Rich Killion, a longtime Republican strategist in New Hampshire, home of the nation’s first primary, said he has seen no evidence of a Cain organization since the campaign lost its grass-roots director, Matt Murphy, over the summer.
“If people asked me, either press or activists, where to get information about Cain, I didn’t know where to send them,” Killion said. “I often just sent them to the Republican Party.”
Similarly, in Iowa, where caucuses will kick off the election season Jan. 3, there is little evidence that Cain is making connections with the pastors or single-issue activists on such topics as abortion, home schooling and the fair-tax movement who help candidates build support.
Such organizations are crucial to getting the word out to voters — and drawing them to polls or caucuses when voting is underway.
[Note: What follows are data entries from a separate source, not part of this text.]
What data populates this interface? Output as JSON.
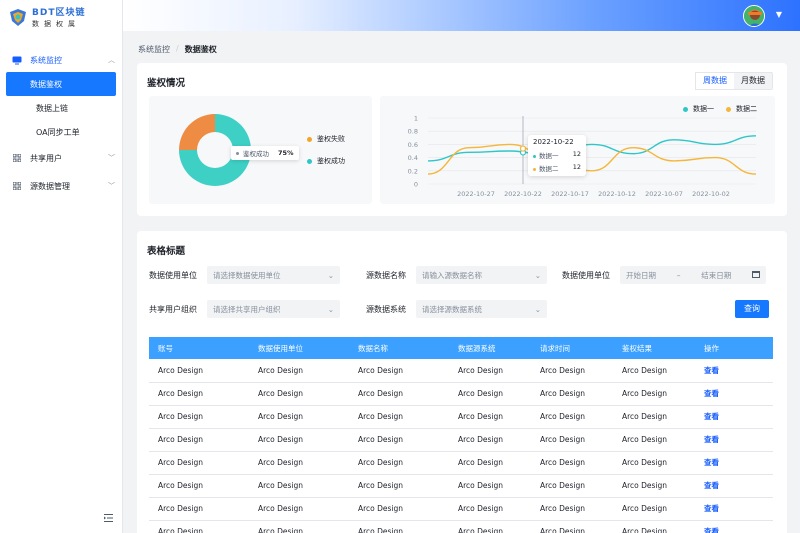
{
  "logo": {
    "title": "BDT区块链",
    "subtitle": "数据权属"
  },
  "sidebar": {
    "groups": [
      {
        "label": "系统监控",
        "icon": "monitor-icon",
        "open": true,
        "items": [
          {
            "label": "数据鉴权",
            "active": true
          },
          {
            "label": "数据上链"
          },
          {
            "label": "OA同步工单"
          }
        ]
      },
      {
        "label": "共享用户",
        "icon": "grid-icon"
      },
      {
        "label": "源数据管理",
        "icon": "grid-icon"
      }
    ]
  },
  "breadcrumb": {
    "parent": "系统监控",
    "separator": "/",
    "current": "数据鉴权"
  },
  "overview": {
    "title": "鉴权情况",
    "segment": {
      "week": "周数据",
      "month": "月数据"
    },
    "tooltip_pie": {
      "label": "鉴权成功",
      "value": "75%"
    },
    "pie_legend": [
      {
        "label": "鉴权失败",
        "color": "#f4a429"
      },
      {
        "label": "鉴权成功",
        "color": "#2ec7c9"
      }
    ]
  },
  "chart_data": [
    {
      "type": "pie",
      "labels": [
        "鉴权成功",
        "鉴权失败"
      ],
      "values": [
        75,
        25
      ],
      "colors": [
        "#3ed0c5",
        "#ee8c44"
      ]
    },
    {
      "type": "line",
      "x": [
        "2022-10-27",
        "2022-10-22",
        "2022-10-17",
        "2022-10-12",
        "2022-10-07",
        "2022-10-02"
      ],
      "ylim": [
        0,
        1
      ],
      "yticks": [
        "0",
        "0.2",
        "0.4",
        "0.6",
        "0.8",
        "1"
      ],
      "series": [
        {
          "name": "数据一",
          "color": "#2ec7c9",
          "values": [
            0.35,
            0.48,
            0.5,
            0.43,
            0.6,
            0.46,
            0.67,
            0.6,
            0.73
          ]
        },
        {
          "name": "数据二",
          "color": "#f5b63a",
          "values": [
            0.15,
            0.55,
            0.6,
            0.4,
            0.2,
            0.55,
            0.35,
            0.4,
            0.15
          ]
        }
      ],
      "tooltip": {
        "title": "2022-10-22",
        "rows": [
          {
            "name": "数据一",
            "value": "12"
          },
          {
            "name": "数据二",
            "value": "12"
          }
        ]
      }
    }
  ],
  "table_section": {
    "title": "表格标题",
    "filters": {
      "unit_label": "数据使用单位",
      "unit_placeholder": "请选择数据使用单位",
      "source_name_label": "源数据名称",
      "source_name_placeholder": "请输入源数据名称",
      "date_label": "数据使用单位",
      "date_start": "开始日期",
      "date_sep": "–",
      "date_end": "结束日期",
      "org_label": "共享用户组织",
      "org_placeholder": "请选择共享用户组织",
      "system_label": "源数据系统",
      "system_placeholder": "请选择源数据系统",
      "query": "查询"
    },
    "columns": [
      "账号",
      "数据使用单位",
      "数据名称",
      "数据源系统",
      "请求时间",
      "鉴权结果",
      "操作"
    ],
    "rows": [
      [
        "Arco Design",
        "Arco Design",
        "Arco Design",
        "Arco Design",
        "Arco Design",
        "Arco Design",
        "查看"
      ],
      [
        "Arco Design",
        "Arco Design",
        "Arco Design",
        "Arco Design",
        "Arco Design",
        "Arco Design",
        "查看"
      ],
      [
        "Arco Design",
        "Arco Design",
        "Arco Design",
        "Arco Design",
        "Arco Design",
        "Arco Design",
        "查看"
      ],
      [
        "Arco Design",
        "Arco Design",
        "Arco Design",
        "Arco Design",
        "Arco Design",
        "Arco Design",
        "查看"
      ],
      [
        "Arco Design",
        "Arco Design",
        "Arco Design",
        "Arco Design",
        "Arco Design",
        "Arco Design",
        "查看"
      ],
      [
        "Arco Design",
        "Arco Design",
        "Arco Design",
        "Arco Design",
        "Arco Design",
        "Arco Design",
        "查看"
      ],
      [
        "Arco Design",
        "Arco Design",
        "Arco Design",
        "Arco Design",
        "Arco Design",
        "Arco Design",
        "查看"
      ],
      [
        "Arco Design",
        "Arco Design",
        "Arco Design",
        "Arco Design",
        "Arco Design",
        "Arco Design",
        "查看"
      ]
    ]
  }
}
In New Hampshire, Killion said, votes are won and lost in individual conversations. He gave the example of a Rotary Club member who tells his friends over breakfast about the candidate he likes; if the voter hasn’t met the candidate, or at least someone from the campaign, that conversation is less likely to take place.
“Organization does matter,” Killion said. “Organization captures openings, opportunities, and harnesses momentum into action, which helps you build and follow up and create an operation on the ground with people who are your activists and evangelists and your inspiration for others to get involved. It means a lot in New Hampshire.”
Such connections are even more crucial in the caucuses, when one passionate supporter can be responsible for bringing a dozen or more voters out on a cold, wintry night.
“It’s not like a primary when you can show up there a week in advance and cast an absentee ballot,” said a Republican operative in Iowa for a rival campaign who is not authorized to speak to the media. “If the doors close, you don’t vote. There is one time, one chance. “
There is almost a revolutionary zeal to Cain’s supporters. They value Cain’s conservative convictions and the fact that his 9-9-9 plan, scoffed at by economists and his rivals for the nomination, appears fresh and bold. They see in Cain someone willing to cut through the dysfunction of Washington.
“We’ve had promises, platitudes, bumper stickers galore,” said state Rep. Jordan Ulery, one of five New Hampshire lawmakers who endorsed Cain this month. “This is a man who presents common-sense solutions. ”
But Republicans this year are fickle. And even as they refuse, so far, to rally behind Romney, whose support has remained steady — but less than strong — for much of the year, they have proved just as unwilling to rally around anyone else for more than a few weeks.
Cain said he hopes to break that cycle. And for now he is reveling in the moment.
“I won!” Cain exclaimed at an appearance with reporters in Concord, referring to his victory in the Florida straw poll a few weeks ago. “That’s a theme here: I win. Many American people are saying, ‘You know what? This long shot may not be such a long shot.’ ”
Staff writer Sandhya Somashekhar contributed to this report.